We wanted the recipients of the annual [report] to have something interesting to look through and something that caught their eye and stuck out from the stack of annuals they may receive each year. That is why we chose to blind emboss the cover to give it more visual interest from the very first glance.
– Nicole McQuade, Co-designer
Many are united by a feeling that a greatness has passed from the earth; a smaller subset that this greatness was the romantic era of the train journey. It was this nostalgia that the McQuades deftly played to in their 2014 annual report for the George M. Pullman Foundation. The institution provides college scholarships to Chicago students, funded by the Pullman Palace Car Co. founder’s estate – hence the theme. The report’s title is “Embark: Keeping the American Dream on Track” should anyone miss the subtle allusion.
Offset printed by Classic Color on French Paper Speckletone Kraft 140 lb. Cover, the cover is blind embossed with the words “annual report”; two holes diecut in the upper right corner complete the low-key-but-attention-grabbing effect. Says McQuade, “They give the annual an unexpected interest that directly references the printing techniques of old train tickets.”
The inside is 4-color printed on Domtar Cougar Smooth Opaque 80 lb. Text, an excellent choice for its cornea-searing 98 brightness, guaranteed to rouse anyone nodding off – it is an annual report, after all.
“We pulled inspiration from old railroad tickets, signage and other typographic elements for the annual,” says McQuade. “We wanted to nod to the history of the company without making the annual feel old or dated….It uses a very controlled color palette and, although it uses quite a few typefaces, they work together well and don’t feel busy.”
Like any printing job, the McQuades learned the hard way that the devil is in the details. “The production time was pretty quick on this project so we weren’t able to attend the press check,” she says. “We originally wanted the emboss on the cover to be a blind DEBOSS instead but forgot to specify that detail.
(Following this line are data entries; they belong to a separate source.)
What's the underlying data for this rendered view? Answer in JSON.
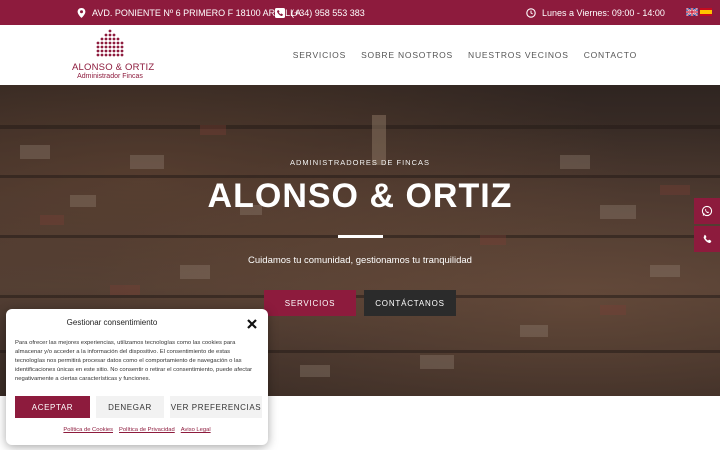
{
  "topbar": {
    "address": "AVD. PONIENTE Nº 6 PRIMERO F 18100 ARMILLA",
    "phone": "(+34) 958 553 383",
    "hours": "Lunes a Viernes: 09:00 - 14:00",
    "icons": {
      "address": "map-pin-icon",
      "phone": "phone-icon",
      "hours": "clock-icon"
    },
    "flags": [
      "english-flag-icon",
      "spanish-flag-icon"
    ]
  },
  "logo": {
    "name": "ALONSO & ORTIZ",
    "subtitle": "Administrador Fincas"
  },
  "nav": {
    "items": [
      "SERVICIOS",
      "SOBRE NOSOTROS",
      "NUESTROS VECINOS",
      "CONTACTO"
    ]
  },
  "hero": {
    "eyebrow": "ADMINISTRADORES DE FINCAS",
    "title": "ALONSO & ORTIZ",
    "tagline": "Cuidamos tu comunidad, gestionamos tu tranquilidad",
    "primary_button": "SERVICIOS",
    "secondary_button": "CONTÁCTANOS"
  },
  "side_buttons": [
    "whatsapp-icon",
    "phone-icon"
  ],
  "cookie": {
    "title": "Gestionar consentimiento",
    "body": "Para ofrecer las mejores experiencias, utilizamos tecnologías como las cookies para almacenar y/o acceder a la información del dispositivo. El consentimiento de estas tecnologías nos permitirá procesar datos como el comportamiento de navegación o las identificaciones únicas en este sitio. No consentir o retirar el consentimiento, puede afectar negativamente a ciertas características y funciones.",
    "accept": "ACEPTAR",
    "deny": "DENEGAR",
    "preferences": "VER PREFERENCIAS",
    "links": [
      "Política de Cookies",
      "Política de Privacidad",
      "Aviso Legal"
    ]
  },
  "colors": {
    "brand": "#8d1b3d",
    "dark_button": "#2b2b2b"
  }
}
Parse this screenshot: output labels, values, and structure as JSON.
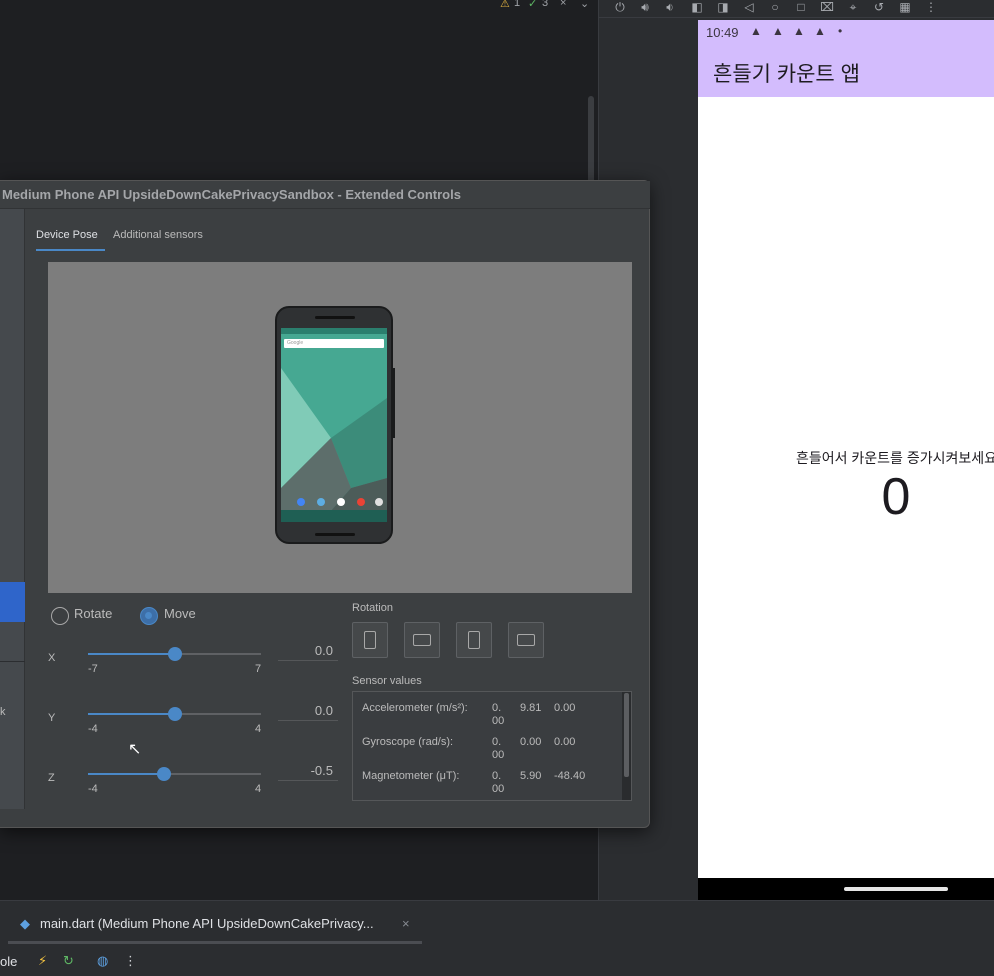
{
  "ide": {
    "warnings_count": "1",
    "checks_count": "3",
    "close_glyph": "×",
    "chevron_glyph": "⌄"
  },
  "emulator": {
    "toolbar_icons": [
      "power-icon",
      "volume-up-icon",
      "volume-down-icon",
      "rotate-left-icon",
      "rotate-right-icon",
      "back-icon",
      "home-icon",
      "overview-icon",
      "screenshot-icon",
      "location-icon",
      "replay-icon",
      "extended-controls-icon",
      "more-icon"
    ],
    "status_time": "10:49",
    "status_dot": "•",
    "app_title": "흔들기 카운트 앱",
    "prompt": "흔들어서 카운트를 증가시켜보세요",
    "count": "0",
    "header_color": "#d3bcfd"
  },
  "dialog": {
    "title": "Medium Phone API UpsideDownCakePrivacySandbox - Extended Controls",
    "sidebar_letter": "k",
    "tabs": [
      "Device Pose",
      "Additional sensors"
    ],
    "active_tab": "Device Pose",
    "preview_search": "Google",
    "mode": {
      "rotate_label": "Rotate",
      "move_label": "Move",
      "selected": "Move"
    },
    "axes": [
      {
        "label": "X",
        "min": "-7",
        "max": "7",
        "value": "0.0",
        "fraction": 0.5
      },
      {
        "label": "Y",
        "min": "-4",
        "max": "4",
        "value": "0.0",
        "fraction": 0.5
      },
      {
        "label": "Z",
        "min": "-4",
        "max": "4",
        "value": "-0.5",
        "fraction": 0.4375
      }
    ],
    "rotation_label": "Rotation",
    "rotation_buttons": [
      "portrait",
      "landscape",
      "reverse-portrait",
      "reverse-landscape"
    ],
    "sensor_values_label": "Sensor values",
    "sensors": [
      {
        "name": "Accelerometer (m/s²):",
        "v1a": "0.",
        "v1b": "00",
        "v2": "9.81",
        "v3": "0.00"
      },
      {
        "name": "Gyroscope (rad/s):",
        "v1a": "0.",
        "v1b": "00",
        "v2": "0.00",
        "v3": "0.00"
      },
      {
        "name": "Magnetometer (μT):",
        "v1a": "0.",
        "v1b": "00",
        "v2": "5.90",
        "v3": "-48.40"
      }
    ],
    "accent_color": "#4a88c7"
  },
  "run_panel": {
    "tab_label": "main.dart (Medium Phone API UpsideDownCakePrivacy...",
    "close_glyph": "×",
    "console_label": "ole",
    "more_glyph": "⋮"
  }
}
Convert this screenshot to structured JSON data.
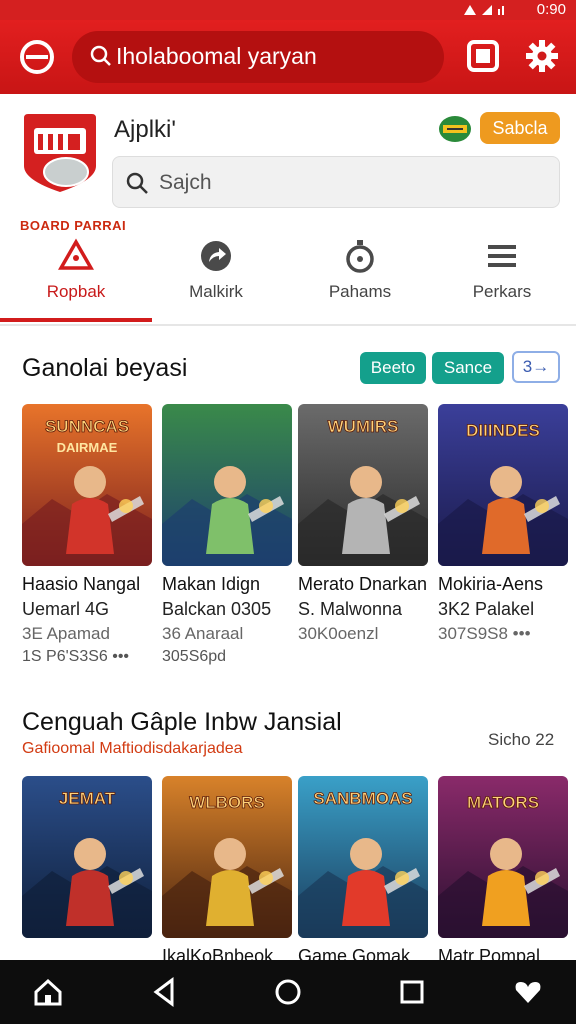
{
  "status_bar": {
    "time": "0:90"
  },
  "top_bar": {
    "search_text": "Iholaboomal yaryan"
  },
  "header": {
    "title": "Ajplki'",
    "action_button": "Sabcla",
    "search_placeholder": "Sajch",
    "brand_text": "BOARD PARRAI"
  },
  "tabs": [
    {
      "label": "Ropbak",
      "icon": "warning-triangle-icon",
      "active": true
    },
    {
      "label": "Malkirk",
      "icon": "share-arrow-icon",
      "active": false
    },
    {
      "label": "Pahams",
      "icon": "stopwatch-icon",
      "active": false
    },
    {
      "label": "Perkars",
      "icon": "menu-icon",
      "active": false
    }
  ],
  "section1": {
    "title": "Ganolai beyasi",
    "chips": [
      "Beeto",
      "Sance",
      "3→"
    ],
    "cards": [
      {
        "line1": "Haasio Nangal",
        "line2": "Uemarl 4G",
        "line3": "3E Apamad",
        "line4": "1S P6'S3S6 •••",
        "palette": [
          "#e8742a",
          "#7a1f1f",
          "#d2342a"
        ],
        "art_text": "SUNNCAS DAIRMAE"
      },
      {
        "line1": "Makan Idign",
        "line2": "Balckan 0305",
        "line3": "36 Anaraal",
        "line4": "305S6pd",
        "palette": [
          "#3a8a4a",
          "#1d3f6e",
          "#7fc06a"
        ],
        "art_text": ""
      },
      {
        "line1": "Merato Dnarkan",
        "line2": "S. Malwonna",
        "line3": "30K0oenzl",
        "line4": "",
        "palette": [
          "#6b6b6b",
          "#2a2a2a",
          "#b4b4b4"
        ],
        "art_text": "WUMIRS"
      },
      {
        "line1": "Mokiria-Aens",
        "line2": "3K2 Palakel",
        "line3": "307S9S8 •••",
        "line4": "",
        "palette": [
          "#3b3f9a",
          "#1a1a4a",
          "#e06a2a"
        ],
        "art_text": "DIIINDES"
      }
    ]
  },
  "section2": {
    "title": "Cenguah Gâple Inbw Jansial",
    "subtitle": "Gafioomal Maftiodisdakarjadea",
    "see_more": "Sicho 22",
    "cards": [
      {
        "line1": "",
        "palette": [
          "#2b4e8a",
          "#0f1f3a",
          "#c0302a"
        ],
        "art_text": "JEMAT"
      },
      {
        "line1": "IkalKoBnbeok",
        "palette": [
          "#d8822a",
          "#4a2410",
          "#e0b030"
        ],
        "art_text": "WLBORS"
      },
      {
        "line1": "Game Gomak",
        "palette": [
          "#3aa0c8",
          "#1a3a5a",
          "#e23a2a"
        ],
        "art_text": "SANBMOAS"
      },
      {
        "line1": "Matr Pompal",
        "palette": [
          "#8a2a6a",
          "#2a1030",
          "#f0a020"
        ],
        "art_text": "MATORS"
      }
    ]
  }
}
The end product looks great but we learned to make sure to specify every single detail clearly.”
All aboard the “D’oh” train…